## Work task
Scan the material for "title". Copy every line it appears in.
BEGIN Data
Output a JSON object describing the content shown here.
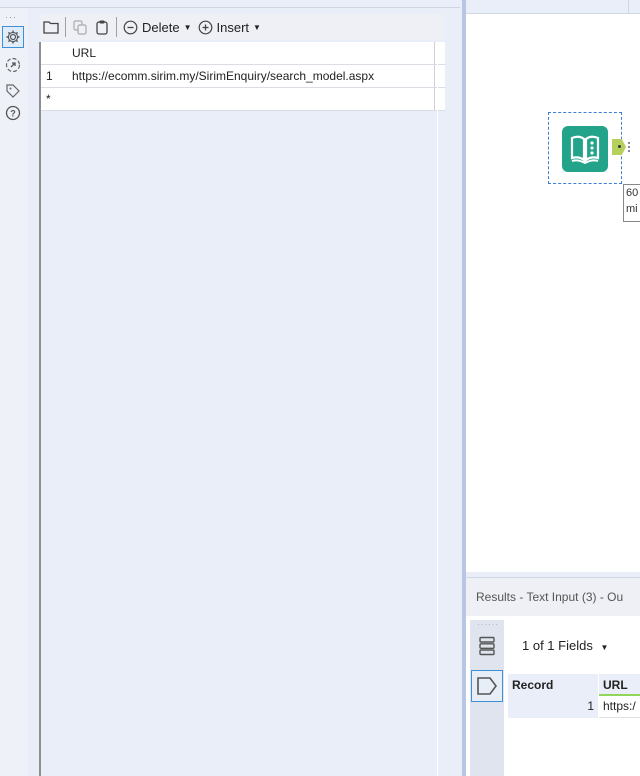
{
  "toolbar": {
    "open_icon": "folder-icon",
    "copy_icon": "copy-icon",
    "paste_icon": "paste-icon",
    "delete_label": "Delete",
    "insert_label": "Insert"
  },
  "sidebar": {
    "items": [
      {
        "name": "configuration",
        "icon": "gear-icon",
        "active": true
      },
      {
        "name": "output-anchor",
        "icon": "anchor-arrow-icon",
        "active": false
      },
      {
        "name": "annotation",
        "icon": "tag-icon",
        "active": false
      },
      {
        "name": "help",
        "icon": "help-icon",
        "active": false
      }
    ]
  },
  "grid": {
    "columns": [
      "URL"
    ],
    "rows": [
      {
        "num": "1",
        "values": [
          "https://ecomm.sirim.my/SirimEnquiry/search_model.aspx"
        ]
      }
    ],
    "new_row_marker": "*"
  },
  "canvas": {
    "tool_name": "Text Input",
    "tooltip_line1": "60",
    "tooltip_line2": "mi"
  },
  "results": {
    "title": "Results - Text Input (3) - Ou",
    "fields_label": "1 of 1 Fields",
    "columns": [
      "Record",
      "URL"
    ],
    "rows": [
      {
        "record": "1",
        "url": "https:/"
      }
    ]
  },
  "colors": {
    "tool_teal": "#22a38a",
    "anchor_green": "#b5d05c",
    "selection_blue": "#3d7fd6",
    "panel_bg": "#e9eef8"
  }
}
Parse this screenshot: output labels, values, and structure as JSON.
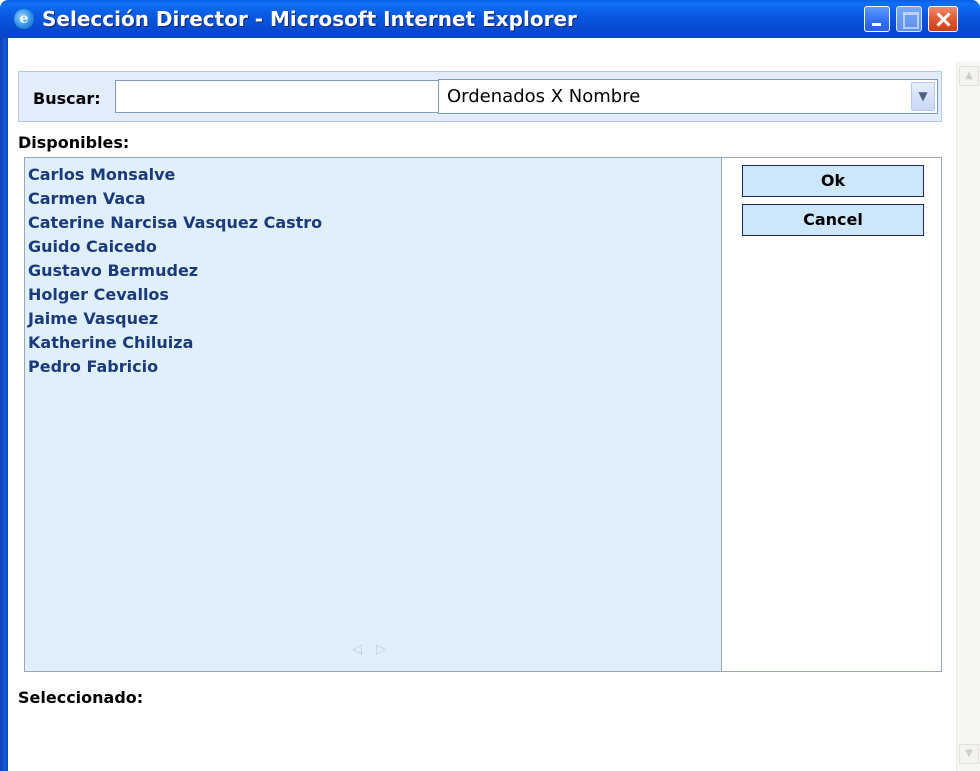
{
  "window": {
    "title": "Selección Director - Microsoft Internet Explorer"
  },
  "search": {
    "label": "Buscar:",
    "value": "",
    "sort_selected": "Ordenados X Nombre"
  },
  "available": {
    "label": "Disponibles:",
    "items": [
      "Carlos Monsalve",
      "Carmen Vaca",
      "Caterine Narcisa Vasquez Castro",
      "Guido Caicedo",
      "Gustavo Bermudez",
      "Holger Cevallos",
      "Jaime Vasquez",
      "Katherine Chiluiza",
      "Pedro Fabricio"
    ]
  },
  "buttons": {
    "ok": "Ok",
    "cancel": "Cancel"
  },
  "selected": {
    "label": "Seleccionado:"
  },
  "icons": {
    "window": "ie-icon",
    "minimize": "minimize-icon",
    "maximize": "maximize-icon",
    "close": "close-icon",
    "dropdown": "chevron-down-icon",
    "scroll_left": "arrow-left-icon",
    "scroll_right": "arrow-right-icon",
    "scroll_up": "arrow-up-icon",
    "scroll_down": "arrow-down-icon"
  }
}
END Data
## Solved problem
    "title": "Results - Text Input (3) - Ou",
    "title": "Selección Director - Microsoft Internet Explorer"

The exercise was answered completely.